▶ [WHAT IS REQUIRED]: Using the material below, write out every entry exactly.

▶ [MATERIAL PROVIDED]:
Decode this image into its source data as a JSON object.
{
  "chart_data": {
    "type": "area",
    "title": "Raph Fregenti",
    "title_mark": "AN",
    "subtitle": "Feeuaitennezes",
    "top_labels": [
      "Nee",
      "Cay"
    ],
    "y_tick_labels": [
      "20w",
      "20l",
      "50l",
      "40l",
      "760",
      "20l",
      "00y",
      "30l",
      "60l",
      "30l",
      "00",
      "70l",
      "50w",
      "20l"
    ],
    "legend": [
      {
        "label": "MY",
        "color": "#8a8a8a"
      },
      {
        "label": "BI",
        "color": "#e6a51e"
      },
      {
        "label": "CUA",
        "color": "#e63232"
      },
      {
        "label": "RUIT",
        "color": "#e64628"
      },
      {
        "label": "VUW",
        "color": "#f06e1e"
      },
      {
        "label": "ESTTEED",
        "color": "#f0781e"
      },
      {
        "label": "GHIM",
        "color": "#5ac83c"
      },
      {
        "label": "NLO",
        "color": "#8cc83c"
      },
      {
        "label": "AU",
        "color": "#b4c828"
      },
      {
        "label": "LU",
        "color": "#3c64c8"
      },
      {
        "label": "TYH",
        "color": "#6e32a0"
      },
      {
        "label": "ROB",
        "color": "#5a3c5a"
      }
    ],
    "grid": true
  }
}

▶ [YOUR SOLUTION]:
Decode this image into its source data as a JSON object.
{
  "chart_data": {
    "type": "area",
    "title": "Raph Fregenti",
    "title_mark": "AN",
    "subtitle": "Feeuaitennezes",
    "top_labels": [
      "Nee",
      "Cay"
    ],
    "y_tick_labels": [
      "20w",
      "20l",
      "50l",
      "40l",
      "760",
      "20l",
      "00y",
      "30l",
      "60l",
      "30l",
      "00",
      "70l",
      "50w",
      "20l"
    ],
    "legend": [
      {
        "label": "MY",
        "color": "#8a8a8a"
      },
      {
        "label": "BI",
        "color": "#e6a51e"
      },
      {
        "label": "CUA",
        "color": "#e63232"
      },
      {
        "label": "RUIT",
        "color": "#e64628"
      },
      {
        "label": "VUW",
        "color": "#f06e1e"
      },
      {
        "label": "ESTTEED",
        "color": "#f0781e"
      },
      {
        "label": "GHIM",
        "color": "#5ac83c"
      },
      {
        "label": "NLO",
        "color": "#8cc83c"
      },
      {
        "label": "AU",
        "color": "#b4c828"
      },
      {
        "label": "LU",
        "color": "#3c64c8"
      },
      {
        "label": "TYH",
        "color": "#6e32a0"
      },
      {
        "label": "ROB",
        "color": "#5a3c5a"
      }
    ],
    "grid": true
  }
}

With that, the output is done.